Diegem, in the Flemish periphery around Brussels, and on the Brussels – Antwerp axis, is near the national airport of Zaventem. It goes without saying that, in an area of such national and international economic importance, space is scarce and…Read more
Jan De Nul’s added value for projects such as this is its extreme flexibility in searching for customised solutions. For instance, we completely converted the Tiger, a self-sailing split hopper barge, so as to be able to remove sediments in places that are very difficult to reach.
A crane for removing rocks, an eco-friendly gripper for dredging polluted sediments, an extension piece to be able to grab at places that are very difficult to reach....,
The Tiger is clearly much more than your ordinary split hopper barge.
Jan van Vijven: “We’ve even been examining whether we could convert the vessel into a rock dumping vessel for the next stage of this project. The Tiger is often adjusted for special assignments because it is a relatively small and agile vessel. That’s what I like about it: on the Tiger, no day is the same. Besides, we have a great crew that excels when facing difficult tasks.”
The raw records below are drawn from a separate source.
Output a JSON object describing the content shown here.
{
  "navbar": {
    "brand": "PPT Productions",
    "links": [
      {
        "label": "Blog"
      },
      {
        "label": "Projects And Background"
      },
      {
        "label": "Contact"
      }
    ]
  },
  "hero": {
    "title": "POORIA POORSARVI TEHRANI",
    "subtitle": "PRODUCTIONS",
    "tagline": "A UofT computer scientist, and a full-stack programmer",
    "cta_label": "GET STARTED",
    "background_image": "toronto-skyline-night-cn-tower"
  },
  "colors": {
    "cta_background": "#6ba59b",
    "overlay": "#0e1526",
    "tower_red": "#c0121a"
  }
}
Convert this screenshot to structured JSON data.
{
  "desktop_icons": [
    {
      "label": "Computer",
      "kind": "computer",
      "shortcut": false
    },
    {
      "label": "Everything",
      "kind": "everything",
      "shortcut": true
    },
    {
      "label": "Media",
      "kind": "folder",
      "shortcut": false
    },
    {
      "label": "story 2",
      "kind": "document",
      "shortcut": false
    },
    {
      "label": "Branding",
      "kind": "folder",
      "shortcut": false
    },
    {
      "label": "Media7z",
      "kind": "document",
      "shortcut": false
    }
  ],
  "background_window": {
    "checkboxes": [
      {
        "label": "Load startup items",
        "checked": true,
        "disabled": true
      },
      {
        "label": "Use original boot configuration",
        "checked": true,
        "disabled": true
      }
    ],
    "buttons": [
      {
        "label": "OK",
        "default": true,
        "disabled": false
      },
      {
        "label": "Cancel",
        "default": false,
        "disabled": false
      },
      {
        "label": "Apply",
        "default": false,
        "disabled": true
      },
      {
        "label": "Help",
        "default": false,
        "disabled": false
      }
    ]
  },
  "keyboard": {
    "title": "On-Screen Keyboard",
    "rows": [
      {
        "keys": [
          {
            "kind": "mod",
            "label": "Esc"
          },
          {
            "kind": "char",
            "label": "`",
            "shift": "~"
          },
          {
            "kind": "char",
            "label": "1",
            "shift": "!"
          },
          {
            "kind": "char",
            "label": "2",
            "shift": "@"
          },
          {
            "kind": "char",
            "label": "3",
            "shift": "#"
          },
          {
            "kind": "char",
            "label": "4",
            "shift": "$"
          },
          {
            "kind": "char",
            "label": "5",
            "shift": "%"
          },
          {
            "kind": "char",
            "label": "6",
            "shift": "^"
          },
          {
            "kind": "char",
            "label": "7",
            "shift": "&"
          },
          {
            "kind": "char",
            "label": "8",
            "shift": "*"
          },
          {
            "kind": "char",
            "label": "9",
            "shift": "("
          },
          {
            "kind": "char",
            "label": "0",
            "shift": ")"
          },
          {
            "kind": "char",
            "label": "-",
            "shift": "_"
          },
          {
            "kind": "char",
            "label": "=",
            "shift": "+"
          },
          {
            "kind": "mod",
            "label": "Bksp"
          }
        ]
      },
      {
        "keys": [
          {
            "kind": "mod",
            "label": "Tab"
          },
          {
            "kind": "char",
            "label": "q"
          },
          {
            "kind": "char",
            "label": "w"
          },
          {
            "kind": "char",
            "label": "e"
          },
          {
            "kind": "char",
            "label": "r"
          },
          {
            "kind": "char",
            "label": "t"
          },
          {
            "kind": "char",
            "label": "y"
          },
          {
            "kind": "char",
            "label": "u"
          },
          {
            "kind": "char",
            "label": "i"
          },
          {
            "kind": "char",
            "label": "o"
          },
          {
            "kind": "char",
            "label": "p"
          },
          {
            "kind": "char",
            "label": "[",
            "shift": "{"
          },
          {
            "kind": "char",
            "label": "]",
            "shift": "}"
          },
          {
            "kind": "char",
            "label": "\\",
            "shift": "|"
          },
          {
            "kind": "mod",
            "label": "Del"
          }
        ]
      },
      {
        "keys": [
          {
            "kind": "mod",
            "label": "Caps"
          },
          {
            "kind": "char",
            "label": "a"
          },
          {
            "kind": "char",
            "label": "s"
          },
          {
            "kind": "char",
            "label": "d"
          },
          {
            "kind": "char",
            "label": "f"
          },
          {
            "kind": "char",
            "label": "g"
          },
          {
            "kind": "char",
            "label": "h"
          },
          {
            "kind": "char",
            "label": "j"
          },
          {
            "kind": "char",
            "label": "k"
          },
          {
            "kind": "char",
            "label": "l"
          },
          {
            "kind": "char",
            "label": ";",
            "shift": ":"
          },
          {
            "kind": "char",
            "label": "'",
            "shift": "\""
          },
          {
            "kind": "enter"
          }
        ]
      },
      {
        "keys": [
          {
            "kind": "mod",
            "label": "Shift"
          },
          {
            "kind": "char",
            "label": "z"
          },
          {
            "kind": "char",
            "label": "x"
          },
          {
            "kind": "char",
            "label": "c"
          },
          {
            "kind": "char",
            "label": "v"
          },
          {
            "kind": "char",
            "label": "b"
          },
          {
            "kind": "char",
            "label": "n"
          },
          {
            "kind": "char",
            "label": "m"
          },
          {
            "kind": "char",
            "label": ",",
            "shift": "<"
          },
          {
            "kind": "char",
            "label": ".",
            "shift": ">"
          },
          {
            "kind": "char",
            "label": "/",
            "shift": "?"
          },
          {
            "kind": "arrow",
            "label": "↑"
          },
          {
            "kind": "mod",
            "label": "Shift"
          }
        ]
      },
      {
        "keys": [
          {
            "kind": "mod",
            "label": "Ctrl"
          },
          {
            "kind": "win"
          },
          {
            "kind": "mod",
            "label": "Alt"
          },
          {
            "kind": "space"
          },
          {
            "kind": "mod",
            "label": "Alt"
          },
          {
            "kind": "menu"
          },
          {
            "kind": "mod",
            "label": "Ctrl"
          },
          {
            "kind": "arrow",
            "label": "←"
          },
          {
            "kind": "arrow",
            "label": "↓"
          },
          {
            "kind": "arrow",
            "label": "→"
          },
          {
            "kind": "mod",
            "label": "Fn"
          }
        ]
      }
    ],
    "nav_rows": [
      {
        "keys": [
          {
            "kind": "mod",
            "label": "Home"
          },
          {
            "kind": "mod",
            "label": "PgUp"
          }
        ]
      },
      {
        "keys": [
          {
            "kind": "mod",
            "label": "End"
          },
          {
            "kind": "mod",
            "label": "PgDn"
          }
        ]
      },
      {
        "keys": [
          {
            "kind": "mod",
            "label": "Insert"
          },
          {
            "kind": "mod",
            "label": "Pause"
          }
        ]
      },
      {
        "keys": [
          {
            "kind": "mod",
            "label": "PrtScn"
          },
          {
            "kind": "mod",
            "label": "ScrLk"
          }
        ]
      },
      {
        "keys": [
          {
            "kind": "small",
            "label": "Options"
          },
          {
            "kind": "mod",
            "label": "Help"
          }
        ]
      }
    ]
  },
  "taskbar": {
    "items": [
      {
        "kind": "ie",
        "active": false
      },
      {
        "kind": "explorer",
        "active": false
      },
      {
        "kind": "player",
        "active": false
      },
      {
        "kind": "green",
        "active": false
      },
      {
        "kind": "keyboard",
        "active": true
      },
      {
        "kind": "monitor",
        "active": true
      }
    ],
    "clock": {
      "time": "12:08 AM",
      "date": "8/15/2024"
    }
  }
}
During the first stage, the Tiger removed polluted sediments from the seabed in Monaco, using a mounted crane and an eco-friendly gripper. The dredged sediments were loaded into the hopper, after which the vessel sailed back and forth to the Envisan centre in Toulon for unloading. “After this, we mounted another gripper onto our crane so that we could accurately remove rocks on the location where the Francis Beaufort was executing dredging works”, says Superintendent Rodolphe Dienst. Rodolphe, who is also very enthusiastic about the crew: “The Tiger can be adjusted to every situation and as such you could call it the real project hero. But without motivated people on board, it would be impossible to bring such complex projects to a successful end.”